**TASK DETAILS**. Find the word "stable" in the data. Return every line where it appears.

**GIVEN ENTRIES**.
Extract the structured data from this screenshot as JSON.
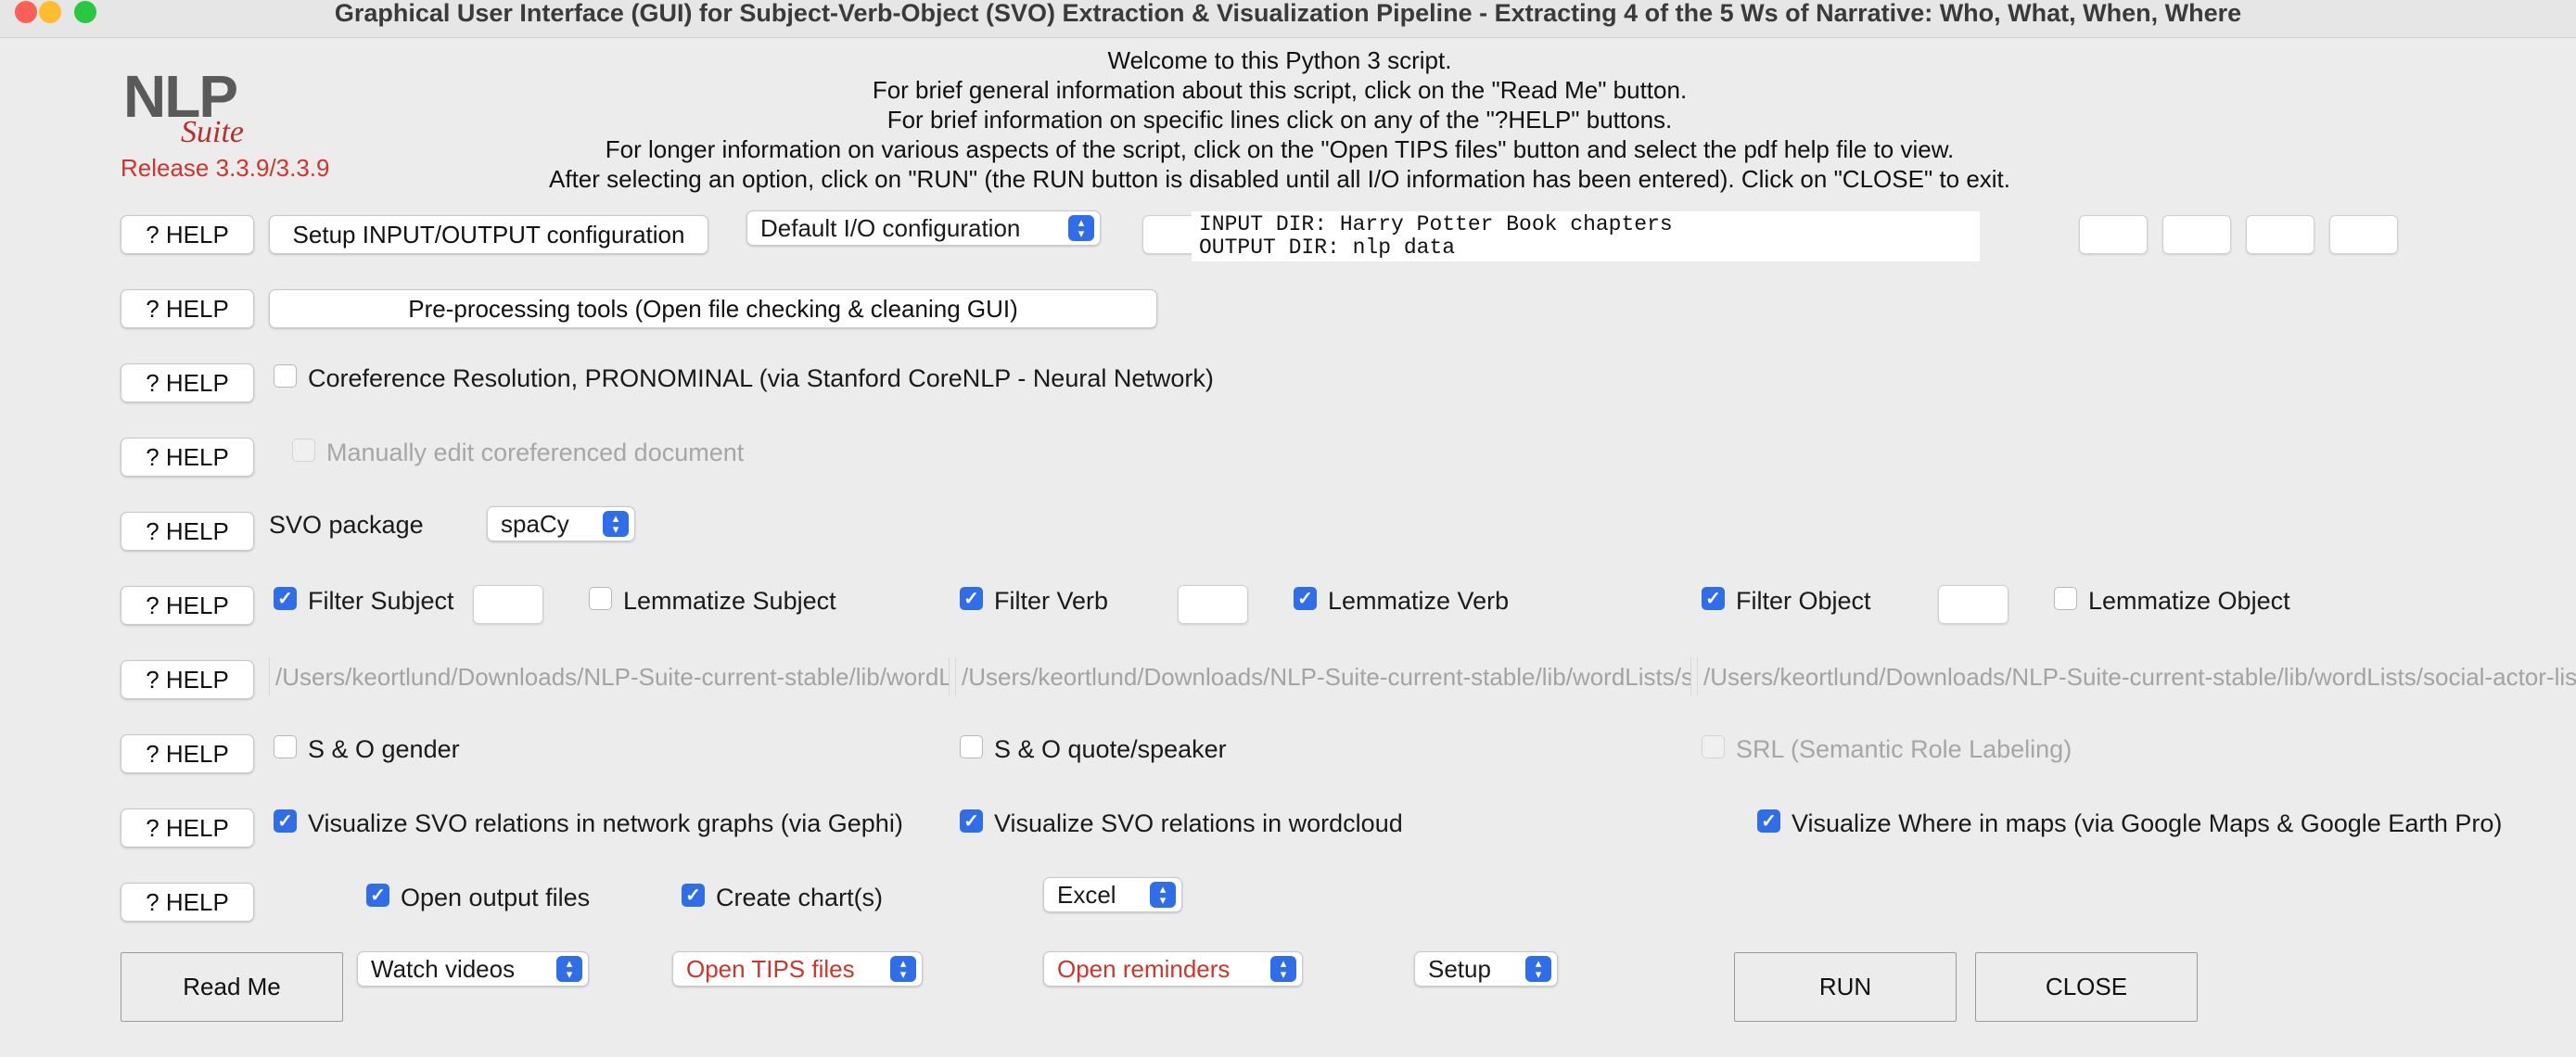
{
  "window": {
    "title": "Graphical User Interface (GUI) for Subject-Verb-Object (SVO) Extraction & Visualization Pipeline - Extracting 4 of the 5 Ws of Narrative: Who, What, When, Where",
    "traffic_lights": {
      "close": "#fe5f57",
      "minimize": "#febc2e",
      "zoom": "#28c840"
    }
  },
  "logo": {
    "nlp": "NLP",
    "suite": "Suite",
    "release": "Release 3.3.9/3.3.9"
  },
  "intro_lines": [
    "Welcome to this Python 3 script.",
    "For brief general information about this script, click on the \"Read Me\" button.",
    "For brief information on specific lines click on any of the \"?HELP\" buttons.",
    "For longer information on various aspects of the script, click on the \"Open TIPS files\" button and select the pdf help file to view.",
    "After selecting an option, click on \"RUN\" (the RUN button is disabled until all I/O information has been entered).   Click on \"CLOSE\" to exit."
  ],
  "help_label": "? HELP",
  "io": {
    "setup_button": "Setup INPUT/OUTPUT configuration",
    "config_dropdown": "Default I/O configuration",
    "input_dir": "INPUT DIR: Harry Potter Book chapters",
    "output_dir": "OUTPUT DIR: nlp data"
  },
  "preprocessing_button": "Pre-processing tools (Open file checking & cleaning GUI)",
  "coref": {
    "label": "Coreference Resolution, PRONOMINAL (via Stanford CoreNLP - Neural Network)",
    "checked": false
  },
  "manual_edit": {
    "label": "Manually edit coreferenced document",
    "checked": false,
    "enabled": false
  },
  "svo_package": {
    "label": "SVO package",
    "value": "spaCy"
  },
  "filters": {
    "filter_subject": {
      "label": "Filter Subject",
      "checked": true
    },
    "lemmatize_subject": {
      "label": "Lemmatize Subject",
      "checked": false
    },
    "filter_verb": {
      "label": "Filter Verb",
      "checked": true
    },
    "lemmatize_verb": {
      "label": "Lemmatize Verb",
      "checked": true
    },
    "filter_object": {
      "label": "Filter Object",
      "checked": true
    },
    "lemmatize_object": {
      "label": "Lemmatize Object",
      "checked": false
    }
  },
  "paths": {
    "subject": "/Users/keortlund/Downloads/NLP-Suite-current-stable/lib/wordLists/social-actor-list.csv",
    "verb": "/Users/keortlund/Downloads/NLP-Suite-current-stable/lib/wordLists/social-action-list.csv",
    "object": "/Users/keortlund/Downloads/NLP-Suite-current-stable/lib/wordLists/social-actor-list.csv"
  },
  "options": {
    "gender": {
      "label": "S & O gender",
      "checked": false
    },
    "quote": {
      "label": "S & O quote/speaker",
      "checked": false
    },
    "srl": {
      "label": "SRL (Semantic Role Labeling)",
      "checked": false,
      "enabled": false
    }
  },
  "visualize": {
    "gephi": {
      "label": "Visualize SVO relations in network graphs (via Gephi)",
      "checked": true
    },
    "wordcloud": {
      "label": "Visualize SVO relations in wordcloud",
      "checked": true
    },
    "maps": {
      "label": "Visualize Where in maps (via Google Maps & Google Earth Pro)",
      "checked": true
    }
  },
  "output": {
    "open_output": {
      "label": "Open output files",
      "checked": true
    },
    "create_charts": {
      "label": "Create chart(s)",
      "checked": true
    },
    "chart_package": "Excel"
  },
  "bottom": {
    "read_me": "Read Me",
    "watch_videos": "Watch videos",
    "open_tips": "Open TIPS files",
    "open_reminders": "Open reminders",
    "setup": "Setup",
    "run": "RUN",
    "close": "CLOSE"
  },
  "checkmark": "✓"
}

**RESULT OF THIS EXERCISE**.
    "subject": "/Users/keortlund/Downloads/NLP-Suite-current-stable/lib/wordLists/social-actor-list.csv",
    "verb": "/Users/keortlund/Downloads/NLP-Suite-current-stable/lib/wordLists/social-action-list.csv",
    "object": "/Users/keortlund/Downloads/NLP-Suite-current-stable/lib/wordLists/social-actor-list.csv"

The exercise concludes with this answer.